START Data supplied

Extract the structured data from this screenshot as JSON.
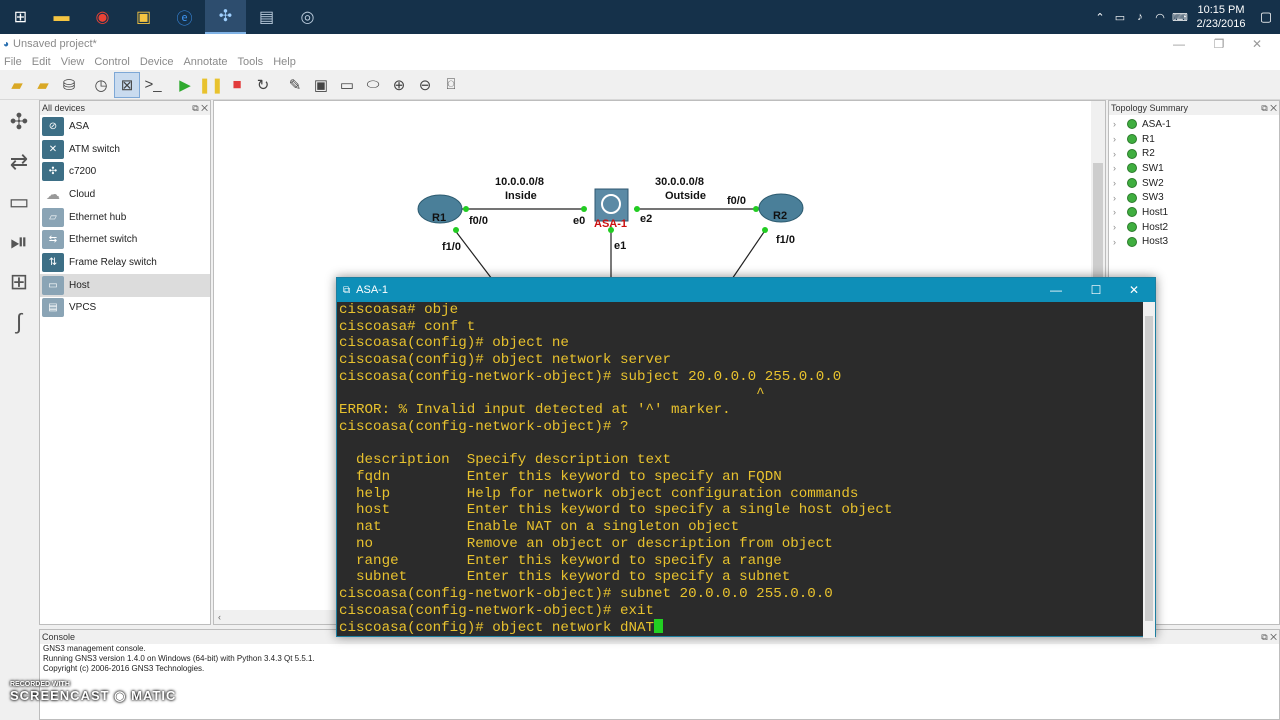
{
  "taskbar": {
    "icons": [
      "windows-icon",
      "file-explorer-icon",
      "chrome-icon",
      "app-icon",
      "edge-icon",
      "gns3-icon",
      "notepad-icon",
      "media-icon"
    ],
    "clock_time": "10:15 PM",
    "clock_date": "2/23/2016"
  },
  "window": {
    "title": "Unsaved project*"
  },
  "menu": [
    "File",
    "Edit",
    "View",
    "Control",
    "Device",
    "Annotate",
    "Tools",
    "Help"
  ],
  "devices_panel": {
    "title": "All devices",
    "items": [
      {
        "label": "ASA",
        "icon": "asa-icon"
      },
      {
        "label": "ATM switch",
        "icon": "atm-switch-icon"
      },
      {
        "label": "c7200",
        "icon": "router-icon"
      },
      {
        "label": "Cloud",
        "icon": "cloud-icon"
      },
      {
        "label": "Ethernet hub",
        "icon": "hub-icon"
      },
      {
        "label": "Ethernet switch",
        "icon": "switch-icon"
      },
      {
        "label": "Frame Relay switch",
        "icon": "frame-relay-icon"
      },
      {
        "label": "Host",
        "icon": "host-icon"
      },
      {
        "label": "VPCS",
        "icon": "vpcs-icon"
      }
    ]
  },
  "topology": {
    "nodes": {
      "r1": "R1",
      "r2": "R2",
      "asa": "ASA-1"
    },
    "ports": {
      "r1_f00": "f0/0",
      "asa_e0": "e0",
      "asa_e2": "e2",
      "r2_f00": "f0/0",
      "r1_f10": "f1/0",
      "asa_e1": "e1",
      "r2_f10": "f1/0"
    },
    "networks": {
      "inside_net": "10.0.0.0/8",
      "inside_name": "Inside",
      "outside_net": "30.0.0.0/8",
      "outside_name": "Outside"
    }
  },
  "topology_summary": {
    "title": "Topology Summary",
    "items": [
      "ASA-1",
      "R1",
      "R2",
      "SW1",
      "SW2",
      "SW3",
      "Host1",
      "Host2",
      "Host3"
    ]
  },
  "terminal": {
    "title": "ASA-1",
    "lines": [
      "ciscoasa# obje",
      "ciscoasa# conf t",
      "ciscoasa(config)# object ne",
      "ciscoasa(config)# object network server",
      "ciscoasa(config-network-object)# subject 20.0.0.0 255.0.0.0",
      "                                                 ^",
      "ERROR: % Invalid input detected at '^' marker.",
      "ciscoasa(config-network-object)# ?",
      "",
      "  description  Specify description text",
      "  fqdn         Enter this keyword to specify an FQDN",
      "  help         Help for network object configuration commands",
      "  host         Enter this keyword to specify a single host object",
      "  nat          Enable NAT on a singleton object",
      "  no           Remove an object or description from object",
      "  range        Enter this keyword to specify a range",
      "  subnet       Enter this keyword to specify a subnet",
      "ciscoasa(config-network-object)# subnet 20.0.0.0 255.0.0.0",
      "ciscoasa(config-network-object)# exit"
    ],
    "current_line": "ciscoasa(config)# object network dNAT"
  },
  "console": {
    "title": "Console",
    "lines": [
      "GNS3 management console.",
      "Running GNS3 version 1.4.0 on Windows (64-bit) with Python 3.4.3 Qt 5.5.1.",
      "Copyright (c) 2006-2016 GNS3 Technologies."
    ]
  },
  "watermark": {
    "small": "RECORDED WITH",
    "big": "SCREENCAST ◉ MATIC"
  }
}
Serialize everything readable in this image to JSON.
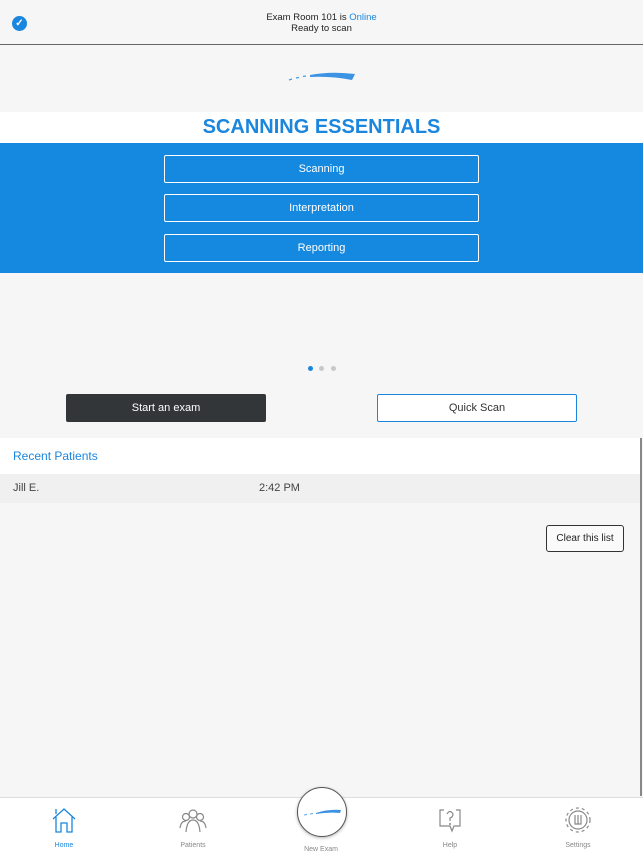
{
  "header": {
    "status_prefix": "Exam Room 101 is ",
    "status_value": "Online",
    "subtitle": "Ready to scan",
    "icon": "check-circle-icon"
  },
  "colors": {
    "accent": "#1a86dd",
    "banner": "#1589e0",
    "dark_button": "#333639"
  },
  "essentials": {
    "title": "SCANNING ESSENTIALS",
    "buttons": [
      "Scanning",
      "Interpretation",
      "Reporting"
    ]
  },
  "carousel": {
    "pages": 3,
    "active": 1
  },
  "actions": {
    "start": "Start an exam",
    "quick": "Quick Scan"
  },
  "recent": {
    "title": "Recent Patients",
    "rows": [
      {
        "name": "Jill E.",
        "time": "2:42 PM"
      }
    ],
    "clear": "Clear this list"
  },
  "tabs": [
    {
      "label": "Home",
      "active": true
    },
    {
      "label": "Patients"
    },
    {
      "label": "New Exam"
    },
    {
      "label": "Help"
    },
    {
      "label": "Settings"
    }
  ]
}
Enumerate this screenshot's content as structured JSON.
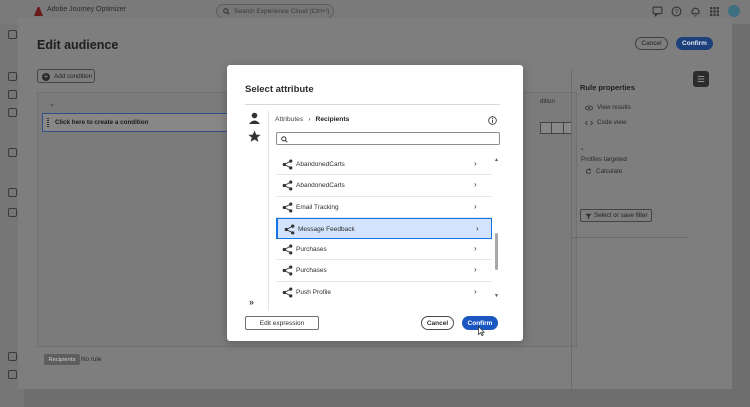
{
  "app": {
    "title": "Adobe Journey Optimizer",
    "search_placeholder": "Search Experience Cloud (Ctrl+/)"
  },
  "editor": {
    "title": "Edit audience",
    "cancel_label": "Cancel",
    "confirm_label": "Confirm",
    "add_condition_label": "Add condition",
    "condition_placeholder": "Click here to create a condition",
    "addition_text": "dition",
    "recipients_tag": "Recipients",
    "no_rule": "No rule"
  },
  "rule_properties": {
    "title": "Rule properties",
    "view_results": "View results",
    "code_view": "Code view",
    "dash": "-",
    "profiles_targeted": "Profiles targeted",
    "calculate": "Calculate",
    "select_or_save_filter": "Select or save filter"
  },
  "modal": {
    "title": "Select attribute",
    "breadcrumb": [
      "Attributes",
      "Recipients"
    ],
    "search_placeholder": "",
    "items": [
      {
        "label": "AbandonedCarts",
        "selected": false
      },
      {
        "label": "AbandonedCarts",
        "selected": false
      },
      {
        "label": "Email Tracking",
        "selected": false
      },
      {
        "label": "Message Feedback",
        "selected": true
      },
      {
        "label": "Purchases",
        "selected": false
      },
      {
        "label": "Purchases",
        "selected": false
      },
      {
        "label": "Push Profile",
        "selected": false
      }
    ],
    "edit_expression_label": "Edit expression",
    "cancel_label": "Cancel",
    "confirm_label": "Confirm"
  },
  "colors": {
    "accent": "#1a57c2",
    "selected_row_bg": "#d3e3fb",
    "selected_row_border": "#1473e6",
    "overlay_dim": "#6e6e6e"
  },
  "icons": {
    "item_icon": "share-link-icon",
    "side_top": "person-icon",
    "side_second": "star-icon"
  }
}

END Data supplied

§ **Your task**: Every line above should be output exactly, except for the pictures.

§ **Output of the task**:
Extract the structured data from this screenshot as JSON.
{
  "taskbar": {
    "icons": [
      "windows-icon",
      "file-explorer-icon",
      "chrome-icon",
      "app-icon",
      "edge-icon",
      "gns3-icon",
      "notepad-icon",
      "media-icon"
    ],
    "clock_time": "10:15 PM",
    "clock_date": "2/23/2016"
  },
  "window": {
    "title": "Unsaved project*"
  },
  "menu": [
    "File",
    "Edit",
    "View",
    "Control",
    "Device",
    "Annotate",
    "Tools",
    "Help"
  ],
  "devices_panel": {
    "title": "All devices",
    "items": [
      {
        "label": "ASA",
        "icon": "asa-icon"
      },
      {
        "label": "ATM switch",
        "icon": "atm-switch-icon"
      },
      {
        "label": "c7200",
        "icon": "router-icon"
      },
      {
        "label": "Cloud",
        "icon": "cloud-icon"
      },
      {
        "label": "Ethernet hub",
        "icon": "hub-icon"
      },
      {
        "label": "Ethernet switch",
        "icon": "switch-icon"
      },
      {
        "label": "Frame Relay switch",
        "icon": "frame-relay-icon"
      },
      {
        "label": "Host",
        "icon": "host-icon"
      },
      {
        "label": "VPCS",
        "icon": "vpcs-icon"
      }
    ]
  },
  "topology": {
    "nodes": {
      "r1": "R1",
      "r2": "R2",
      "asa": "ASA-1"
    },
    "ports": {
      "r1_f00": "f0/0",
      "asa_e0": "e0",
      "asa_e2": "e2",
      "r2_f00": "f0/0",
      "r1_f10": "f1/0",
      "asa_e1": "e1",
      "r2_f10": "f1/0"
    },
    "networks": {
      "inside_net": "10.0.0.0/8",
      "inside_name": "Inside",
      "outside_net": "30.0.0.0/8",
      "outside_name": "Outside"
    }
  },
  "topology_summary": {
    "title": "Topology Summary",
    "items": [
      "ASA-1",
      "R1",
      "R2",
      "SW1",
      "SW2",
      "SW3",
      "Host1",
      "Host2",
      "Host3"
    ]
  },
  "terminal": {
    "title": "ASA-1",
    "lines": [
      "ciscoasa# obje",
      "ciscoasa# conf t",
      "ciscoasa(config)# object ne",
      "ciscoasa(config)# object network server",
      "ciscoasa(config-network-object)# subject 20.0.0.0 255.0.0.0",
      "                                                 ^",
      "ERROR: % Invalid input detected at '^' marker.",
      "ciscoasa(config-network-object)# ?",
      "",
      "  description  Specify description text",
      "  fqdn         Enter this keyword to specify an FQDN",
      "  help         Help for network object configuration commands",
      "  host         Enter this keyword to specify a single host object",
      "  nat          Enable NAT on a singleton object",
      "  no           Remove an object or description from object",
      "  range        Enter this keyword to specify a range",
      "  subnet       Enter this keyword to specify a subnet",
      "ciscoasa(config-network-object)# subnet 20.0.0.0 255.0.0.0",
      "ciscoasa(config-network-object)# exit"
    ],
    "current_line": "ciscoasa(config)# object network dNAT"
  },
  "console": {
    "title": "Console",
    "lines": [
      "GNS3 management console.",
      "Running GNS3 version 1.4.0 on Windows (64-bit) with Python 3.4.3 Qt 5.5.1.",
      "Copyright (c) 2006-2016 GNS3 Technologies."
    ]
  },
  "watermark": {
    "small": "RECORDED WITH",
    "big": "SCREENCAST ◉ MATIC"
  }
}
Serialize everything readable in this image to JSON.
{
  "header": {
    "status_prefix": "Exam Room 101 is ",
    "status_value": "Online",
    "subtitle": "Ready to scan",
    "icon": "check-circle-icon"
  },
  "colors": {
    "accent": "#1a86dd",
    "banner": "#1589e0",
    "dark_button": "#333639"
  },
  "essentials": {
    "title": "SCANNING ESSENTIALS",
    "buttons": [
      "Scanning",
      "Interpretation",
      "Reporting"
    ]
  },
  "carousel": {
    "pages": 3,
    "active": 1
  },
  "actions": {
    "start": "Start an exam",
    "quick": "Quick Scan"
  },
  "recent": {
    "title": "Recent Patients",
    "rows": [
      {
        "name": "Jill E.",
        "time": "2:42 PM"
      }
    ],
    "clear": "Clear this list"
  },
  "tabs": [
    {
      "label": "Home",
      "active": true
    },
    {
      "label": "Patients"
    },
    {
      "label": "New Exam"
    },
    {
      "label": "Help"
    },
    {
      "label": "Settings"
    }
  ]
}
Enumerate this screenshot's content as structured JSON.
{
  "app": {
    "title": "Adobe Journey Optimizer",
    "search_placeholder": "Search Experience Cloud (Ctrl+/)"
  },
  "editor": {
    "title": "Edit audience",
    "cancel_label": "Cancel",
    "confirm_label": "Confirm",
    "add_condition_label": "Add condition",
    "condition_placeholder": "Click here to create a condition",
    "addition_text": "dition",
    "recipients_tag": "Recipients",
    "no_rule": "No rule"
  },
  "rule_properties": {
    "title": "Rule properties",
    "view_results": "View results",
    "code_view": "Code view",
    "dash": "-",
    "profiles_targeted": "Profiles targeted",
    "calculate": "Calculate",
    "select_or_save_filter": "Select or save filter"
  },
  "modal": {
    "title": "Select attribute",
    "breadcrumb": [
      "Attributes",
      "Recipients"
    ],
    "search_placeholder": "",
    "items": [
      {
        "label": "AbandonedCarts",
        "selected": false
      },
      {
        "label": "AbandonedCarts",
        "selected": false
      },
      {
        "label": "Email Tracking",
        "selected": false
      },
      {
        "label": "Message Feedback",
        "selected": true
      },
      {
        "label": "Purchases",
        "selected": false
      },
      {
        "label": "Purchases",
        "selected": false
      },
      {
        "label": "Push Profile",
        "selected": false
      }
    ],
    "edit_expression_label": "Edit expression",
    "cancel_label": "Cancel",
    "confirm_label": "Confirm"
  },
  "colors": {
    "accent": "#1a57c2",
    "selected_row_bg": "#d3e3fb",
    "selected_row_border": "#1473e6",
    "overlay_dim": "#6e6e6e"
  },
  "icons": {
    "item_icon": "share-link-icon",
    "side_top": "person-icon",
    "side_second": "star-icon"
  }
}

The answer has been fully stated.